Most greens taste wonderful simply sautéed in your oil of choice, a little garlic and crushed chilli flakes. Spinach, swiss chard, collard greens all do great cooked this way. But last Tuesday at the farmer's market I noticed that huge piles of greens were being lapped up by the bag loads. I couldn't identify them immediately. Curious to see what they were I went to get a closer look and noticed tiny bell peppers growing on a few, while some others had squash flowers and others had little string beans growing on them. I have never seen these being used in cooking before and asked one of the ladies picking up yet another bag of them. And there it was again, sauté in oil with garlic! On my next visit I'm going to be grabbing some of those greens too, and yes, will report back to you :) I suddenly feel like I have many more options for my greens and not just spinach.
Saag (Swiss Chard) Paneer
- 1 bunch - Swiss chard, washed
- 1/2 slab - Paneer, thawed if using frozen (~15 cubes)
- 1/4 cup - Onion, sliced
- 1/4 cup - Tomato, cubed (substitute with 1Tbsp tomato puree)
- 1/2 tsp each of Ginger & Garlic, minced
- 2 nos - Green chillies, slit lengthwise
- 1/2 tsp - Cumin powder
- 1/2 tsp - Coriander powder
- 1 Tbsp - Oil/Ghee
- pinch of turmeric
- 1/2 tsp - Garam masala
- Salt to taste
- 1 Tbsp - Yogurt/Heavy creamMethod:
- Rinse the swiss chard, discard the tough lower stems and roughly chop the rest.
- Heat oil in a saucepan, once its ready add the sliced onions, ginger & garlic. Sprinkle a pinch of salt over them and let the onions soften a bit.
- Add the chopped tomatoes, chillies, turmeric, cumin and coriander powders next and cook until the tomatoes turn into a mush, about 3-4 mins.
- Now add the chopped greens (in batches if needed) and stir. It might seem like a lot of greens but they wilt into nothingness very quickly. Sprinkle a little more salt and continue to cook for a few minutes until the greens become tender.

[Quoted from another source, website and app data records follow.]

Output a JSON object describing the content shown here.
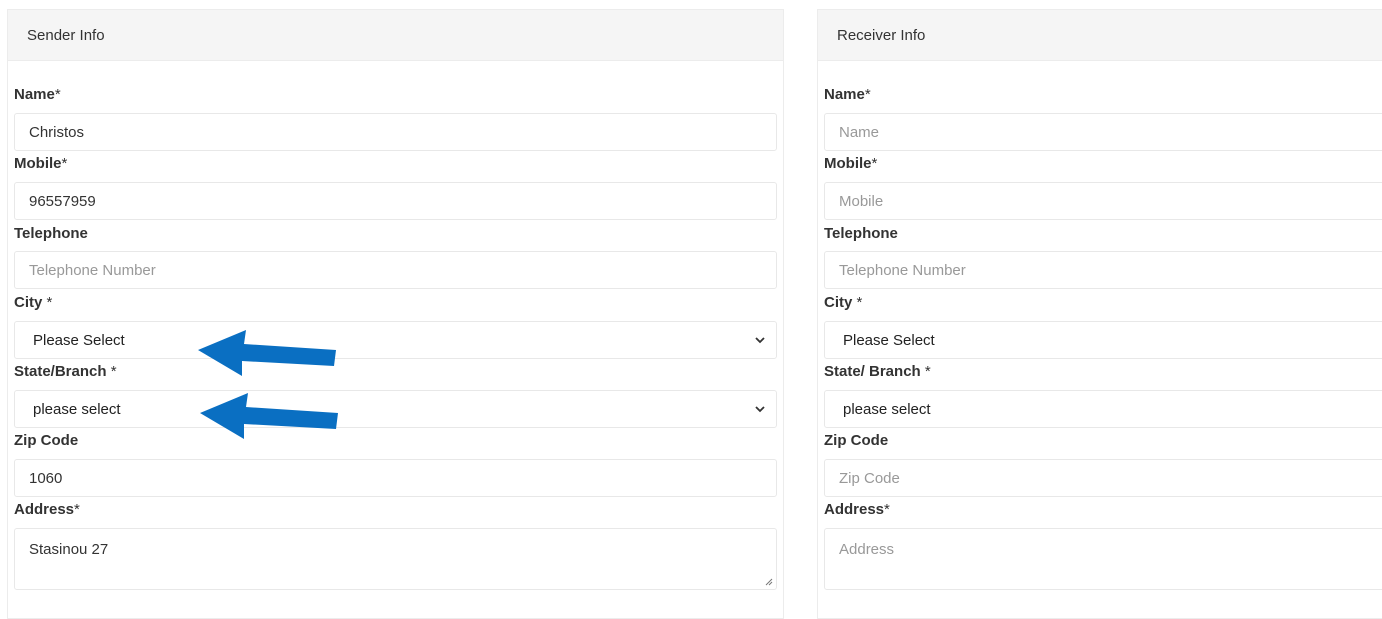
{
  "sender": {
    "title": "Sender Info",
    "name_label": "Name",
    "name_star": "*",
    "name_value": "Christos",
    "mobile_label": "Mobile",
    "mobile_star": "*",
    "mobile_value": "96557959",
    "telephone_label": "Telephone",
    "telephone_placeholder": "Telephone Number",
    "city_label": "City",
    "city_star": " *",
    "city_value": "Please Select",
    "state_label": "State/Branch",
    "state_star": " *",
    "state_value": "please select",
    "zip_label": "Zip Code",
    "zip_value": "1060",
    "address_label": "Address",
    "address_star": "*",
    "address_value": "Stasinou 27"
  },
  "receiver": {
    "title": "Receiver Info",
    "name_label": "Name",
    "name_star": "*",
    "name_placeholder": "Name",
    "mobile_label": "Mobile",
    "mobile_star": "*",
    "mobile_placeholder": "Mobile",
    "telephone_label": "Telephone",
    "telephone_placeholder": "Telephone Number",
    "city_label": "City",
    "city_star": " *",
    "city_value": "Please Select",
    "state_label": "State/ Branch",
    "state_star": " *",
    "state_value": "please select",
    "zip_label": "Zip Code",
    "zip_placeholder": "Zip Code",
    "address_label": "Address",
    "address_star": "*",
    "address_placeholder": "Address"
  },
  "colors": {
    "arrow": "#0a6fc2",
    "header_bg": "#f5f5f5",
    "placeholder": "#999999"
  },
  "icons": {
    "select_chevron": "chevron-down-icon",
    "annotation_arrow": "arrow-left-icon",
    "textarea_grip": "resize-grip-icon"
  }
}
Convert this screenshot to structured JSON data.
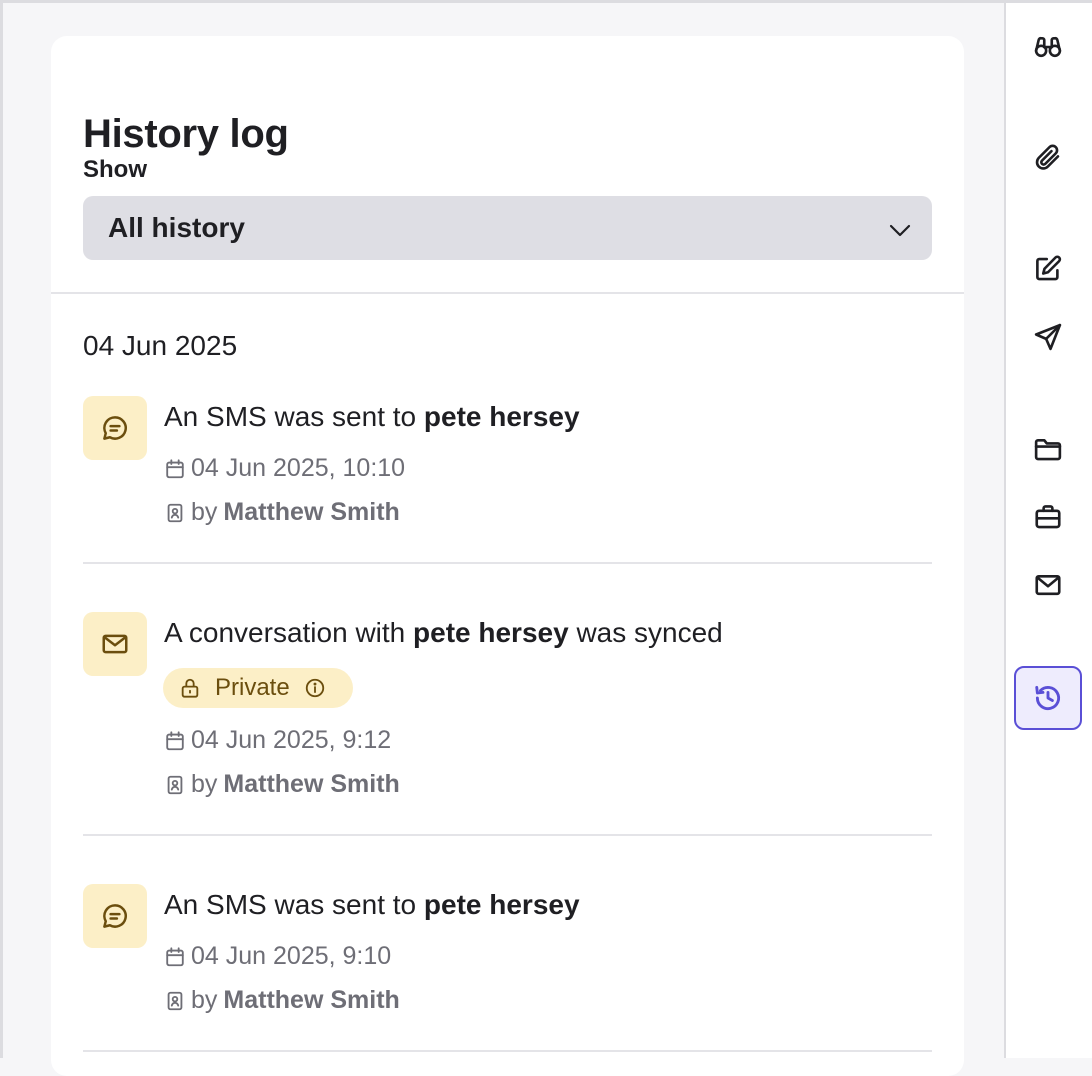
{
  "panel": {
    "title": "History log",
    "filter_label": "Show",
    "filter_value": "All history"
  },
  "timeline": {
    "date_heading": "04 Jun 2025",
    "entries": [
      {
        "type": "sms",
        "icon": "chat-bubble-icon",
        "text_prefix": "An SMS was sent to ",
        "contact": "pete hersey",
        "text_suffix": "",
        "timestamp": "04 Jun 2025, 10:10",
        "by_label": "by",
        "author": "Matthew Smith"
      },
      {
        "type": "email",
        "icon": "envelope-icon",
        "text_prefix": "A conversation with ",
        "contact": "pete hersey",
        "text_suffix": " was synced",
        "badge": "Private",
        "timestamp": "04 Jun 2025, 9:12",
        "by_label": "by",
        "author": "Matthew Smith"
      },
      {
        "type": "sms",
        "icon": "chat-bubble-icon",
        "text_prefix": "An SMS was sent to ",
        "contact": "pete hersey",
        "text_suffix": "",
        "timestamp": "04 Jun 2025, 9:10",
        "by_label": "by",
        "author": "Matthew Smith"
      }
    ]
  },
  "rail": {
    "items": [
      {
        "icon": "binoculars-icon"
      },
      {
        "icon": "paperclip-icon"
      },
      {
        "icon": "edit-icon"
      },
      {
        "icon": "send-icon"
      },
      {
        "icon": "folder-icon"
      },
      {
        "icon": "briefcase-icon"
      },
      {
        "icon": "mail-icon"
      },
      {
        "icon": "history-icon",
        "active": true
      }
    ]
  },
  "colors": {
    "accent": "#5a4fd6",
    "entry_icon_bg": "#fcefc7",
    "entry_icon_fg": "#6b4e0e",
    "select_bg": "#dedee4"
  }
}
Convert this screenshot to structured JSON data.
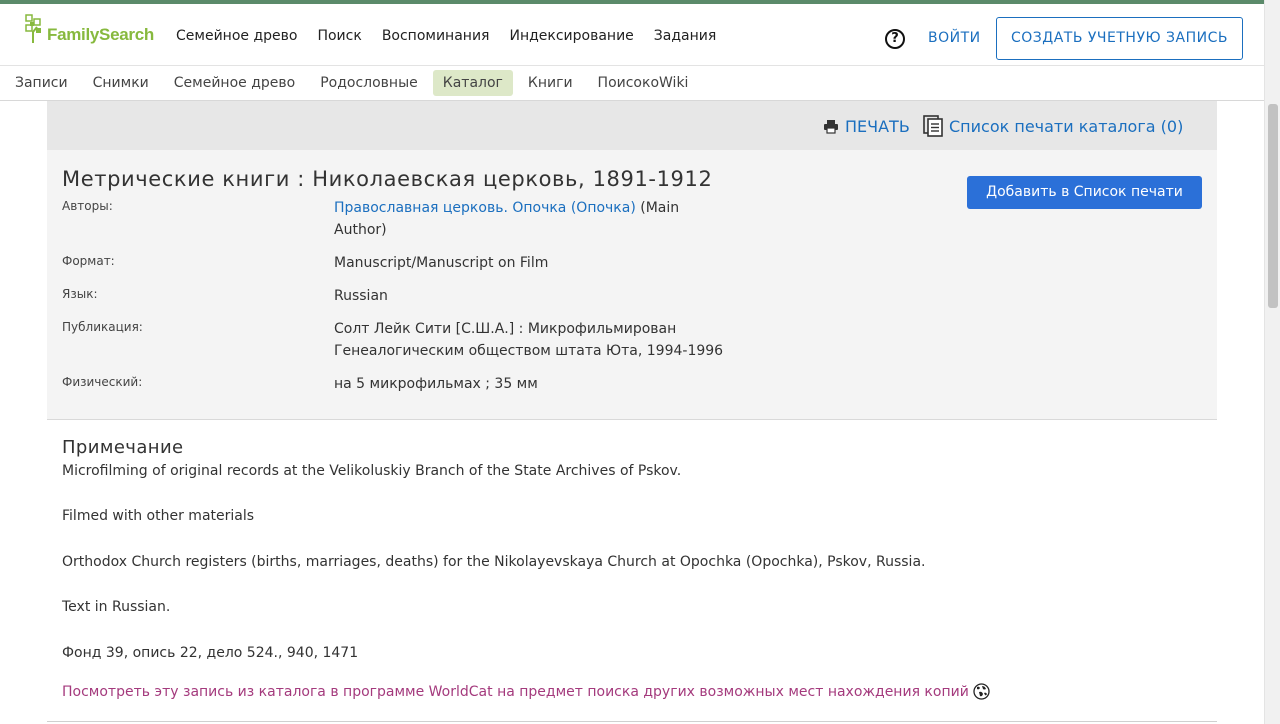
{
  "header": {
    "logo_text": "FamilySearch",
    "main_nav": [
      "Семейное древо",
      "Поиск",
      "Воспоминания",
      "Индексирование",
      "Задания"
    ],
    "help_label": "?",
    "login_label": "ВОЙТИ",
    "signup_label": "СОЗДАТЬ УЧЕТНУЮ ЗАПИСЬ"
  },
  "subnav": {
    "items": [
      "Записи",
      "Снимки",
      "Семейное древо",
      "Родословные",
      "Каталог",
      "Книги",
      "ПоисокоWiki"
    ],
    "active": "Каталог"
  },
  "printbar": {
    "print_label": "ПЕЧАТЬ",
    "print_list_label": "Список печати каталога (0)"
  },
  "record": {
    "title": "Метрические книги : Николаевская церковь, 1891-1912",
    "add_button": "Добавить в Список печати",
    "authors_label": "Авторы:",
    "authors_link": "Православная церковь. Опочка (Опочка)",
    "authors_role_1": " (Main",
    "authors_role_2": "Author)",
    "format_label": "Формат:",
    "format_value": "Manuscript/Manuscript on Film",
    "language_label": "Язык:",
    "language_value": "Russian",
    "publication_label": "Публикация:",
    "publication_line1": "Солт Лейк Сити [С.Ш.А.] : Микрофильмирован",
    "publication_line2": "Генеалогическим обществом штата Юта, 1994-1996",
    "physical_label": "Физический:",
    "physical_value": "на 5 микрофильмах ; 35 мм"
  },
  "notes": {
    "heading": "Примечание",
    "lines": [
      "Microfilming of original records at the Velikoluskiy Branch of the State Archives of Pskov.",
      "Filmed with other materials",
      "Orthodox Church registers (births, marriages, deaths) for the Nikolayevskaya Church at Opochka (Opochka), Pskov, Russia.",
      "Text in Russian.",
      "Фонд 39, опись 22, дело 524., 940, 1471"
    ],
    "worldcat_link": "Посмотреть эту запись из каталога в программе WorldCat на предмет поиска других возможных мест нахождения копий"
  },
  "colors": {
    "accent": "#5b8a6a",
    "brand_green": "#87b93e",
    "link_blue": "#1b6fbf",
    "button_blue": "#2b70d8",
    "worldcat_purple": "#a43a7d",
    "active_tab": "#dde8c8"
  }
}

- Meanwhile, heat a little oil in a shallow pan and cut the paneer into 1/2" thick slices. Place the slices on the pan and brown on both sides. Be cautious while doing so as the moisture in the paneer will cause the oil to splutter. Remove and cut into 1/2" cubes.
- The greens will release some water when cooking, if not add a about 1/4 cup water and blend using a hand blender. If using a regular blender allow the contents to cool for a bit. Blend to the desired consistency, I prefer to leave it a little coarse or it'll soon resemble swiss chard juice. Not good.
- Continue to cook the saag on a low heat. Whip some yogurt and add to the mixture along with the paneer cubes. Taste and check for seasonings, sprinkle your favorite garam masala and simmer for 5-10 more minutes on a very low heat.
- Garnish with some chopped cilantro and serve along with mildly spiced rice or pulka's.
I served this with a simplified jeera rice - cooked the rice separately and then tossed in jeera roasted in some ghee on top. The swiss chard cooked this way is an excellent way to showcase its mild flavor. Greens cooked with dal is very common, but when it comes to swiss chard, that method completely overpowers its delicate flavor. In this dish though you can really enjoy it and you'll even feel like you've pampered yourself :) If you've never cooked with or tasted swiss chard before, this is a great starting point.
Blog Update: I added a print option to each post. Click on print friendly at the end of any post and you can choose which portions of it appear on the final print.